The result is that every aspect of our lives is actually more difficult. Again, we all have choices, but we are also living in one, if not the worst, economic times of my life.
My generation’s ability to get into college, have a summer job, get internships, and ultimately get employed upon graduation from high school or college was bluntly, easier. Many young boys took shop classes in high school – recognizing they either were not interested or just were not college material – and began making money as a mechanic, plumber, electrician, etc. immediately after getting their diploma.
While I don’t mean to sound like Abe walking six miles in the snow to get to school, I actually went to work immediately after receiving my high school diploma. That afternoon! I worked as a recreation aide at a local elementary school and my shift occurred shortly after our graduation ceremony. Can you imagine a high school grad today doing that instead of the myriad sort of after-school affairs that occur today?

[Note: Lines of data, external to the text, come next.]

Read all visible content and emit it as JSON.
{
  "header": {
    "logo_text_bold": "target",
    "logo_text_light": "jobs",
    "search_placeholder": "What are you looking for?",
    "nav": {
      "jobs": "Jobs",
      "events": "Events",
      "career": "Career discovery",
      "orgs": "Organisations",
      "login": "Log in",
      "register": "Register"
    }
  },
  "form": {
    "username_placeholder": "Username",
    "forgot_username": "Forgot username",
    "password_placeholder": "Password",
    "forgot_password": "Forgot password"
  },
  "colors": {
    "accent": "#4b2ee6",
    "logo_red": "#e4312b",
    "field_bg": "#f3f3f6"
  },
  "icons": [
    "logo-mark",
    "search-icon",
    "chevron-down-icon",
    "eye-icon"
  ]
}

Is there a solution to the hectic nature of life today? For some, yes: for others, it may be harder. If unemployed, the pressure is extreme for any individual or family. Support, in the form of extended family, is less present than in the past. Life is harder and I do fear for my kid’s future in so many ways.

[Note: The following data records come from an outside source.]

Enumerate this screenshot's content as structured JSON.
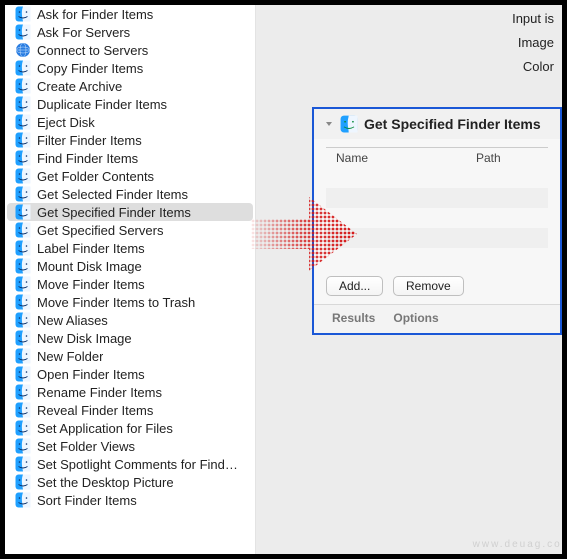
{
  "sidebar": {
    "items": [
      {
        "label": "Ask for Finder Items",
        "icon": "finder"
      },
      {
        "label": "Ask For Servers",
        "icon": "finder"
      },
      {
        "label": "Connect to Servers",
        "icon": "network"
      },
      {
        "label": "Copy Finder Items",
        "icon": "finder"
      },
      {
        "label": "Create Archive",
        "icon": "finder"
      },
      {
        "label": "Duplicate Finder Items",
        "icon": "finder"
      },
      {
        "label": "Eject Disk",
        "icon": "finder"
      },
      {
        "label": "Filter Finder Items",
        "icon": "finder"
      },
      {
        "label": "Find Finder Items",
        "icon": "finder"
      },
      {
        "label": "Get Folder Contents",
        "icon": "finder"
      },
      {
        "label": "Get Selected Finder Items",
        "icon": "finder"
      },
      {
        "label": "Get Specified Finder Items",
        "icon": "finder",
        "selected": true
      },
      {
        "label": "Get Specified Servers",
        "icon": "finder"
      },
      {
        "label": "Label Finder Items",
        "icon": "finder"
      },
      {
        "label": "Mount Disk Image",
        "icon": "finder"
      },
      {
        "label": "Move Finder Items",
        "icon": "finder"
      },
      {
        "label": "Move Finder Items to Trash",
        "icon": "finder"
      },
      {
        "label": "New Aliases",
        "icon": "finder"
      },
      {
        "label": "New Disk Image",
        "icon": "finder"
      },
      {
        "label": "New Folder",
        "icon": "finder"
      },
      {
        "label": "Open Finder Items",
        "icon": "finder"
      },
      {
        "label": "Rename Finder Items",
        "icon": "finder"
      },
      {
        "label": "Reveal Finder Items",
        "icon": "finder"
      },
      {
        "label": "Set Application for Files",
        "icon": "finder"
      },
      {
        "label": "Set Folder Views",
        "icon": "finder"
      },
      {
        "label": "Set Spotlight Comments for Finder Items",
        "icon": "finder"
      },
      {
        "label": "Set the Desktop Picture",
        "icon": "finder"
      },
      {
        "label": "Sort Finder Items",
        "icon": "finder"
      }
    ]
  },
  "header": {
    "input_label": "Input is",
    "line2": "Image",
    "line3": "Color"
  },
  "card": {
    "title": "Get Specified Finder Items",
    "columns": {
      "name": "Name",
      "path": "Path"
    },
    "rows": [],
    "buttons": {
      "add": "Add...",
      "remove": "Remove"
    },
    "footer": {
      "results": "Results",
      "options": "Options"
    }
  },
  "arrow_color": "#d41414",
  "watermark": "www.deuag.com"
}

So, instead of saying how much harder I had it – which had been the norm for each generation – I actually think I had it easier than my boys will. I also had and made good luck for myself. No one controls that destiny. My wish is that we all can find more balance in life and learn to turn off at least for a few hours once a week. What do you think?
* * *

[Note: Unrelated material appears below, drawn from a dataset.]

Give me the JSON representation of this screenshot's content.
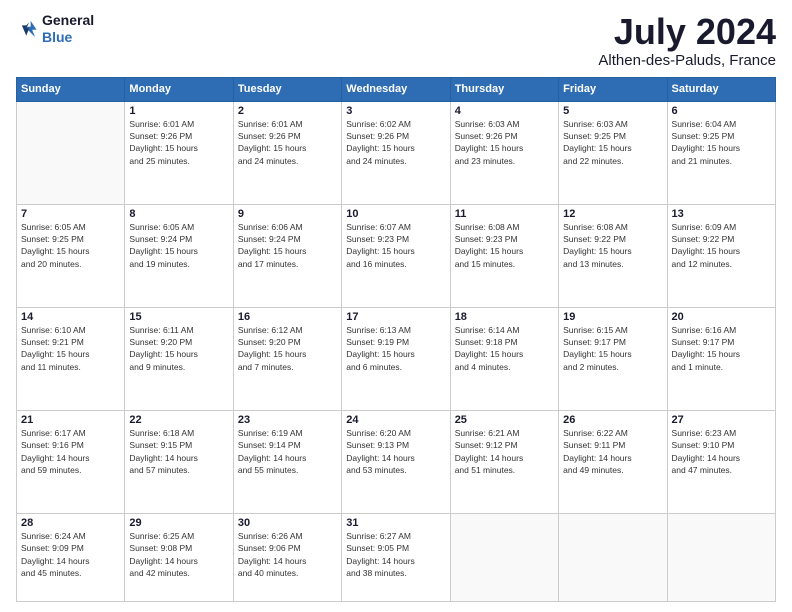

Bruce Sallan’s second book is an e-book only – HYPERLINK “http://www.brucesallan.com/the-empty-nest-road-trip-blues/” “The Empty-Nest Road Trip Blues: An Interactive Journal from A Dad’s Point-of-View” – and costs a whopping $2.79 for PDF and $2.99 on HYPERLINK “http://www.amazon.com/Empty-Nest-Blues-Point—View-ebook/dp/B00AB0XRCW/ref=sr_1_1?s=digital-text&ie=UTF8&qid=1353605281&sr=1-1” Amazon/Kindle. It’s a travelogue, an emotional father-son story, and it contains 100 photos and 7 original videos. Bruce is also the author of HYPERLINK “http://brucesallan.com/index.php/store”“A Dad’s Point-of-View: We ARE Half the Equation” and radio host of HYPERLINK “http://www.brucesallan.com/index.php/radio”“The Bruce Sallan Show – A Dad’s Point-of-View.” He gave up a long-term showbiz career to become a stay-at-home-dad. He has dedicated his new career to becoming THE Dad advocate. He carries out his mission with not only his book and radio show, but also his column HYPERLINK “http://www.brucesallan.com/index.php/mycolumn”“A Dad’s Point-of-View”, syndicated in over 100 newspapers and websites worldwide, his “I’m NOT That Dad” vlogs, the “Because I Said So” comic strip, and his dedication to his community on HYPERLINK “http://www.facebook.com/aDadsPointOfView”Facebook and HYPERLINK “http://twitter.com/BruceSallan”Twitter. Join Bruce and his extensive community each Thursday for HYPERLINK “http://www.brucesallan.com/index.php/other/353-all-about-dadchat” #DadChat, from 6-7pm PST, the Tweet Chat that Bruce hosts.